Al Heaton, BS, PharmD, RPh: Kyle, you mentioned that you spend a lot of time doing education amongst the providers and the patients. Can you give us an idea of exactly what you’re talking to them about? Should either one of those individuals be concerned about biosimilars?
Kyle Skiermont, PharmD: I think that’s probably the key piece of the education that we’re providing to our patients and to our providers is that, no, right? From the pharmacy department, if you will, or the pharmacy organization, and quite honestly, really, the science behind the biosimilars is that no, there is not a reason to be concerned with using these products.
Now that being said, we are also working with our providers and patients to do some things a little bit differently. In given areas we may be starting only new patients, as opposed to switching. So if we have a provider group that really has a concern about switching from a reference product to a biosimilar, or from one biosimilar to another biosimilar, we may give it, if you will, and say, “All right, let’s start it with new patients. Let’s get some experience using the biosimilar under our belt, as a health system or for a given provider.”
What we’re seeing is, as we do that, providers are pretty quickly saying, “OK, this is saving my patients money.
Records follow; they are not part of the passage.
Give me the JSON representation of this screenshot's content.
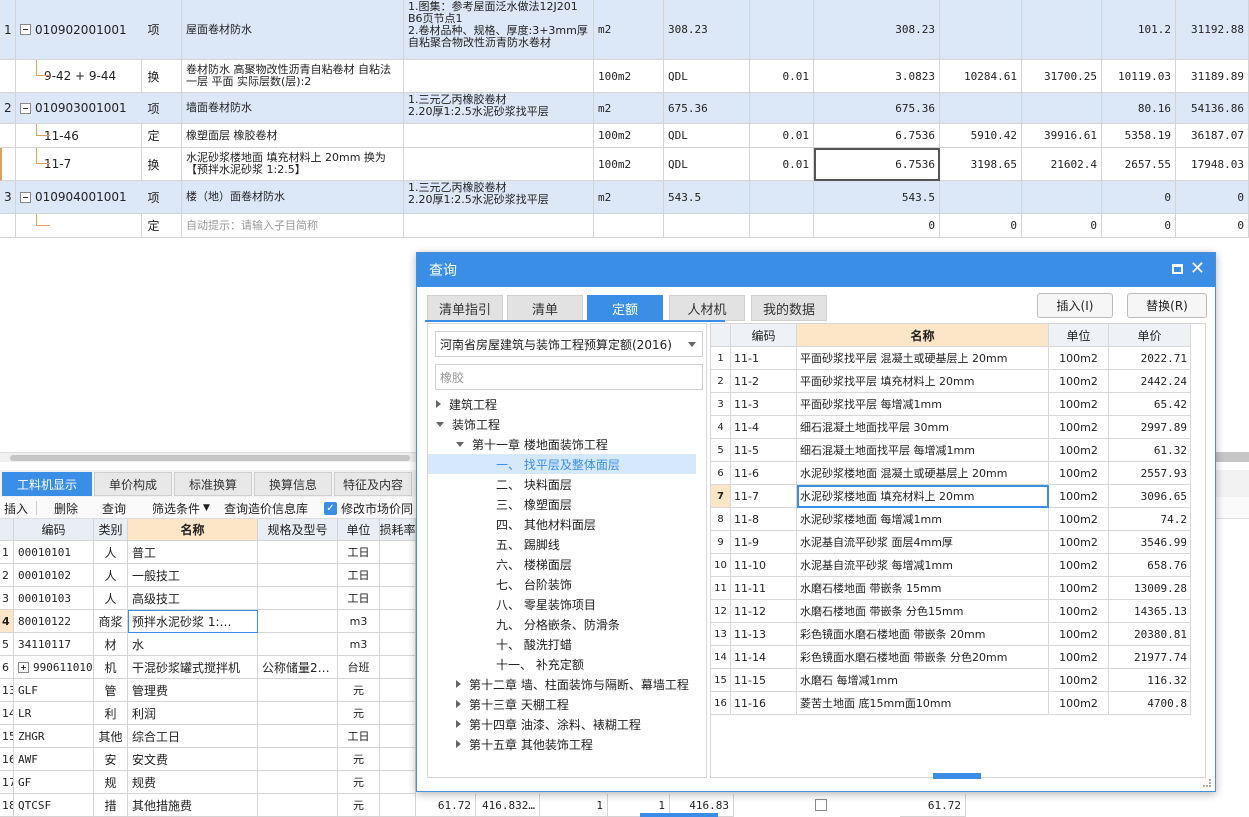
{
  "top_rows": [
    {
      "no": "1",
      "code": "010902001001",
      "type": "项",
      "name": "屋面卷材防水",
      "feature": "1.图集：参考屋面泛水做法12J201 B6页节点1\n2.卷材品种、规格、厚度:3+3mm厚自粘聚合物改性沥青防水卷材",
      "unit": "m2",
      "qty_expr": "308.23",
      "content": "",
      "qty": "308.23",
      "c1": "",
      "c2": "",
      "c3": "101.2",
      "c4": "31192.88"
    },
    {
      "no": "",
      "code": "9-42 + 9-44",
      "type": "换",
      "name": "卷材防水 高聚物改性沥青自粘卷材 自粘法一层 平面  实际层数(层):2",
      "feature": "",
      "unit": "100m2",
      "qty_expr": "QDL",
      "content": "0.01",
      "qty": "3.0823",
      "c1": "10284.61",
      "c2": "31700.25",
      "c3": "10119.03",
      "c4": "31189.89"
    },
    {
      "no": "2",
      "code": "010903001001",
      "type": "项",
      "name": "墙面卷材防水",
      "feature": "1.三元乙丙橡胶卷材\n2.20厚1:2.5水泥砂浆找平层",
      "unit": "m2",
      "qty_expr": "675.36",
      "content": "",
      "qty": "675.36",
      "c1": "",
      "c2": "",
      "c3": "80.16",
      "c4": "54136.86"
    },
    {
      "no": "",
      "code": "11-46",
      "type": "定",
      "name": "橡塑面层 橡胶卷材",
      "feature": "",
      "unit": "100m2",
      "qty_expr": "QDL",
      "content": "0.01",
      "qty": "6.7536",
      "c1": "5910.42",
      "c2": "39916.61",
      "c3": "5358.19",
      "c4": "36187.07"
    },
    {
      "no": "",
      "code": "11-7",
      "type": "换",
      "name": "水泥砂浆楼地面 填充材料上 20mm  换为【预拌水泥砂浆 1:2.5】",
      "feature": "",
      "unit": "100m2",
      "qty_expr": "QDL",
      "content": "0.01",
      "qty": "6.7536",
      "c1": "3198.65",
      "c2": "21602.4",
      "c3": "2657.55",
      "c4": "17948.03"
    },
    {
      "no": "3",
      "code": "010904001001",
      "type": "项",
      "name": "楼（地）面卷材防水",
      "feature": "1.三元乙丙橡胶卷材\n2.20厚1:2.5水泥砂浆找平层",
      "unit": "m2",
      "qty_expr": "543.5",
      "content": "",
      "qty": "543.5",
      "c1": "",
      "c2": "",
      "c3": "0",
      "c4": "0"
    },
    {
      "no": "",
      "code": "",
      "type": "定",
      "name": "自动提示：请输入子目简称",
      "feature": "",
      "unit": "",
      "qty_expr": "",
      "content": "",
      "qty": "0",
      "c1": "0",
      "c2": "0",
      "c3": "0",
      "c4": "0"
    }
  ],
  "bottom": {
    "tabs": [
      "工料机显示",
      "单价构成",
      "标准换算",
      "换算信息",
      "特征及内容"
    ],
    "toolbar": {
      "insert": "插入",
      "delete": "删除",
      "query": "查询",
      "filter": "筛选条件",
      "query_price": "查询造价信息库",
      "modify_market": "修改市场价同"
    },
    "headers": [
      "编码",
      "类别",
      "名称",
      "规格及型号",
      "单位",
      "损耗率"
    ],
    "rows": [
      {
        "no": "1",
        "code": "00010101",
        "cat": "人",
        "name": "普工",
        "spec": "",
        "unit": "工日"
      },
      {
        "no": "2",
        "code": "00010102",
        "cat": "人",
        "name": "一般技工",
        "spec": "",
        "unit": "工日"
      },
      {
        "no": "3",
        "code": "00010103",
        "cat": "人",
        "name": "高级技工",
        "spec": "",
        "unit": "工日"
      },
      {
        "no": "4",
        "code": "80010122",
        "cat": "商浆",
        "name": "预拌水泥砂浆 1:…",
        "spec": "",
        "unit": "m3"
      },
      {
        "no": "5",
        "code": "34110117",
        "cat": "材",
        "name": "水",
        "spec": "",
        "unit": "m3"
      },
      {
        "no": "6",
        "code": "990611010",
        "cat": "机",
        "name": "干混砂浆罐式搅拌机",
        "spec": "公称储量2…",
        "unit": "台班"
      },
      {
        "no": "13",
        "code": "GLF",
        "cat": "管",
        "name": "管理费",
        "spec": "",
        "unit": "元"
      },
      {
        "no": "14",
        "code": "LR",
        "cat": "利",
        "name": "利润",
        "spec": "",
        "unit": "元"
      },
      {
        "no": "15",
        "code": "ZHGR",
        "cat": "其他",
        "name": "综合工日",
        "spec": "",
        "unit": "工日"
      },
      {
        "no": "16",
        "code": "AWF",
        "cat": "安",
        "name": "安文费",
        "spec": "",
        "unit": "元"
      },
      {
        "no": "17",
        "code": "GF",
        "cat": "规",
        "name": "规费",
        "spec": "",
        "unit": "元"
      },
      {
        "no": "18",
        "code": "QTCSF",
        "cat": "措",
        "name": "其他措施费",
        "spec": "",
        "unit": "元"
      }
    ],
    "last_row_extra": {
      "a": "61.72",
      "b": "416.832…",
      "c": "1",
      "d": "1",
      "e": "416.83",
      "f": "61.72"
    }
  },
  "dialog": {
    "title": "查询",
    "tabs": [
      "清单指引",
      "清单",
      "定额",
      "人材机",
      "我的数据"
    ],
    "insert_btn": "插入(I)",
    "replace_btn": "替换(R)",
    "quota_lib": "河南省房屋建筑与装饰工程预算定额(2016)",
    "search_value": "橡胶",
    "tree": [
      {
        "label": "建筑工程",
        "level": 0,
        "arrow": "right"
      },
      {
        "label": "装饰工程",
        "level": 0,
        "arrow": "down"
      },
      {
        "label": "第十一章 楼地面装饰工程",
        "level": 1,
        "arrow": "down"
      },
      {
        "label": "一、 找平层及整体面层",
        "level": 2,
        "arrow": "",
        "selected": true
      },
      {
        "label": "二、 块料面层",
        "level": 2,
        "arrow": ""
      },
      {
        "label": "三、 橡塑面层",
        "level": 2,
        "arrow": ""
      },
      {
        "label": "四、 其他材料面层",
        "level": 2,
        "arrow": ""
      },
      {
        "label": "五、 踢脚线",
        "level": 2,
        "arrow": ""
      },
      {
        "label": "六、 楼梯面层",
        "level": 2,
        "arrow": ""
      },
      {
        "label": "七、 台阶装饰",
        "level": 2,
        "arrow": ""
      },
      {
        "label": "八、 零星装饰项目",
        "level": 2,
        "arrow": ""
      },
      {
        "label": "九、 分格嵌条、防滑条",
        "level": 2,
        "arrow": ""
      },
      {
        "label": "十、 酸洗打蜡",
        "level": 2,
        "arrow": ""
      },
      {
        "label": "十一、 补充定额",
        "level": 2,
        "arrow": ""
      },
      {
        "label": "第十二章 墙、柱面装饰与隔断、幕墙工程",
        "level": 1,
        "arrow": "right"
      },
      {
        "label": "第十三章 天棚工程",
        "level": 1,
        "arrow": "right"
      },
      {
        "label": "第十四章 油漆、涂料、裱糊工程",
        "level": 1,
        "arrow": "right"
      },
      {
        "label": "第十五章 其他装饰工程",
        "level": 1,
        "arrow": "right"
      }
    ],
    "headers": [
      "编码",
      "名称",
      "单位",
      "单价"
    ],
    "rows": [
      {
        "no": "1",
        "code": "11-1",
        "name": "平面砂浆找平层 混凝土或硬基层上 20mm",
        "unit": "100m2",
        "price": "2022.71"
      },
      {
        "no": "2",
        "code": "11-2",
        "name": "平面砂浆找平层 填充材料上 20mm",
        "unit": "100m2",
        "price": "2442.24"
      },
      {
        "no": "3",
        "code": "11-3",
        "name": "平面砂浆找平层 每增减1mm",
        "unit": "100m2",
        "price": "65.42"
      },
      {
        "no": "4",
        "code": "11-4",
        "name": "细石混凝土地面找平层 30mm",
        "unit": "100m2",
        "price": "2997.89"
      },
      {
        "no": "5",
        "code": "11-5",
        "name": "细石混凝土地面找平层 每增减1mm",
        "unit": "100m2",
        "price": "61.32"
      },
      {
        "no": "6",
        "code": "11-6",
        "name": "水泥砂浆楼地面 混凝土或硬基层上 20mm",
        "unit": "100m2",
        "price": "2557.93"
      },
      {
        "no": "7",
        "code": "11-7",
        "name": "水泥砂浆楼地面 填充材料上 20mm",
        "unit": "100m2",
        "price": "3096.65"
      },
      {
        "no": "8",
        "code": "11-8",
        "name": "水泥砂浆楼地面 每增减1mm",
        "unit": "100m2",
        "price": "74.2"
      },
      {
        "no": "9",
        "code": "11-9",
        "name": "水泥基自流平砂浆 面层4mm厚",
        "unit": "100m2",
        "price": "3546.99"
      },
      {
        "no": "10",
        "code": "11-10",
        "name": "水泥基自流平砂浆 每增减1mm",
        "unit": "100m2",
        "price": "658.76"
      },
      {
        "no": "11",
        "code": "11-11",
        "name": "水磨石楼地面 带嵌条 15mm",
        "unit": "100m2",
        "price": "13009.28"
      },
      {
        "no": "12",
        "code": "11-12",
        "name": "水磨石楼地面 带嵌条 分色15mm",
        "unit": "100m2",
        "price": "14365.13"
      },
      {
        "no": "13",
        "code": "11-13",
        "name": "彩色镜面水磨石楼地面 带嵌条 20mm",
        "unit": "100m2",
        "price": "20380.81"
      },
      {
        "no": "14",
        "code": "11-14",
        "name": "彩色镜面水磨石楼地面 带嵌条 分色20mm",
        "unit": "100m2",
        "price": "21977.74"
      },
      {
        "no": "15",
        "code": "11-15",
        "name": "水磨石 每增减1mm",
        "unit": "100m2",
        "price": "116.32"
      },
      {
        "no": "16",
        "code": "11-16",
        "name": "菱苦土地面 底15mm面10mm",
        "unit": "100m2",
        "price": "4700.8"
      }
    ]
  },
  "colors": {
    "accent": "#3a8ee6",
    "row_blue": "#dce8f8",
    "header_orange": "#fde6c8"
  }
}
I want to accelerate my transition of my patients. I want to do more than just new patients. I want to do some other things.”
One of the other areas, or maybe unintended things that we saw is that it also depends a little bit on the disease state. So, for example, if it’s something that’s readily measured, you know you have a concrete endpoint, we saw a biosimilar uptake in those areas much more quickly. I think as some more of the oncology products, the oncology biosimilars come to market, our oncologists are being a little bit more cautious, I’ll just say. Right?
For them I think the approach is, well it’s 99% the same, or 99.9999% the same. But what if I’ve got that 1 patient? And so, and I think we’ll always see that, right? I mean, historically with generics, even with Coumadin you had the cardiologist who said, “Yeah, but what if I’ve got that 1 patient for whom there’s a slight difference?” So I think the education definitely will continue. And I think the other potential challenge that we’re going to see to uptake is if a given reference product has a particular administration device, for example, or a different way to be administered. So for us, for example, 1 of the biosimilars is only available in a syringe and not through a vial. In our bone marrow transplant program, being in a vial and having very flexible dosing for a given patient was really important. So we’ve not seen great uptake there. Or I think some of the on-body devices, for example. Pushback may be too strong, but we’re seeing providers saying, “Hey, I think this is a better method to give this medication. I don’t necessarily want to have to switch back to a syringe if I’ve got the on-body device, or switch back to an injection,” for example.
Jonathan Ogurchak, PharmD, CSP: You bring up a good point as it relates to education related to providers and patients. There really shouldn’t be any concern as it relates to a component of the biosimilar drug, because when it is going through the application process there is a required callback to data associated with the FDA approved reference product. So it’s not like this product is just being reviewed and considered in a vacuum, there’s a precedent there. It’s looking at how that reference product was used in patients to gain approval. And it’s just a matter of determining, ongoing, how we can further empower pharmacists to practice at the top of their license to allow for interchangeability similar to how they practice right now in the generic space. If you think back to 30 years ago, there wasn’t a precedent for how generics were managed. We’re now seeing that in the biosimilar space as it relates to these specialty products.
Kyle Skiermont, PharmD: In a similar way we’re seeing some of those challenges with patients. And trying to help them understand why they may want a lower cost drug. Because no patient wants to be told, “You can have the Porsche or you can have the Chevy,” and be told, “You get the Chevy.” I think the reality though, what we’re seeing and where we’re at with education with patients is trying to help them understand that analogy really doesn’t make sense in this case, right? That we’re not saying to them, “We’d like you to accept a lesser level of care,” that in fact a lot of the education that we’re doing with patients is, “No, this is potentially an opportunity for you to get the same level of care, but at a much, much lower cost.” These biosimilars, in our perspective, are expanding the potential as to how far the healthcare dollar could go with these patients.
And trying to help them understand that these medications are safe and effective, and that these medications will give them the same results as what they would see with the reference product. So we’ve got the health plan backing it and potentially even driving or mandating it, but also having the provider on board. There is no bigger challenge for us to try to educate a patient or try to help a patient understand that this is a safe and effective treatment for them if their provider is pushing against that.
So in a weird way and different than in a lot of other areas, I think with biosimilars one of our strongest patient education advocacy programs, if you will, has really been with the providers as well. So definitely explaining it to patients, making sure that they understand it, but also making sure that the provider is on board and is helping to drive that message as well.